Holding your fingertips with both hands, and then one hand, so they are doing all the work but feel supported by you.
It takes confidence to jump as there is a lot going on in the body to defy gravity and get off the ground. It can be scary for some children, so be patient and they will jump when they are ready.
Make it fun
Be creative and imaginative in revisiting the movements by being different animals. Find your inner child and use props to encourage and engage by using chalk lines or spots on the floor to jump on, over or across. Blow bubbles, as who doesn’t love reaching, jumping, and catching bubbles?
Animal ideas for the 4 different types of jumps
2 to 2: Take a trip to Australia and jump with a kangaroo.
1 to 1: You have taken a rocket to space and leap from star to star looking for aliens.
2 to 1: Trying to cross the Amazon river and standing on one side ready to jump across as the jaguar is waking up. Don’t fall in - the piranhas are hungry!
1 to 2: Join a polar bear as he balances on the top of an iceberg looking for somewhere safe to land.
Please share your ideas and experiences with me as would love to know what works for you. Find me on Facebook or Instagram
@Littlemagictrain as would love to connect.
Gina’s background was originally ballet, but she has spent the last 27 years teaching movement and dance in mainstream, early years and SEND settings as well as dance schools.
Whilst teaching, Gina found the time to has create the ‘Hi-5’ dance programme to run alongside the Australian Children’s TV series and the Angelina Ballerina Dance Academy for Hit Entertainment.
Her proudest achievement to date is her baby Littlemagictrain. She created this specifically to help children learn through make-believe, music and movement. One of the highlights has been seeing Littlemagictrain delivered by Butlin’s famous Redcoats with the gorgeous ‘Bonnie Bear’ on the Skyline stage.
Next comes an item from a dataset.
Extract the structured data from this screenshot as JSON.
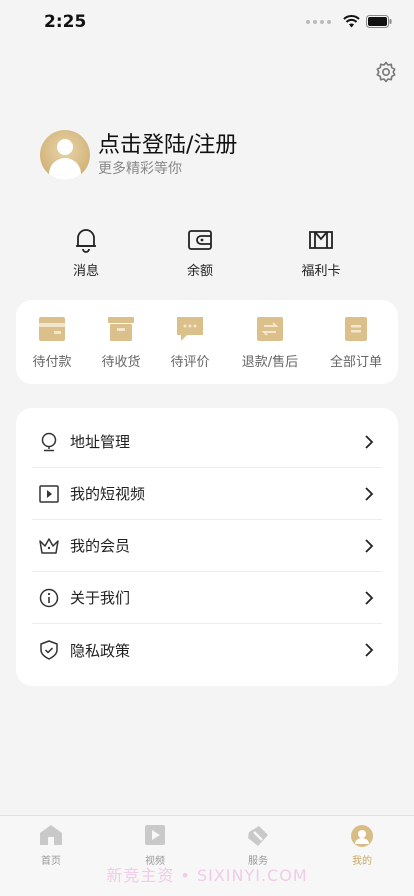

Gina has qualifications of teaching movement and dance from the Royal Ballet School, Trinity College and Royal Academy of Dance.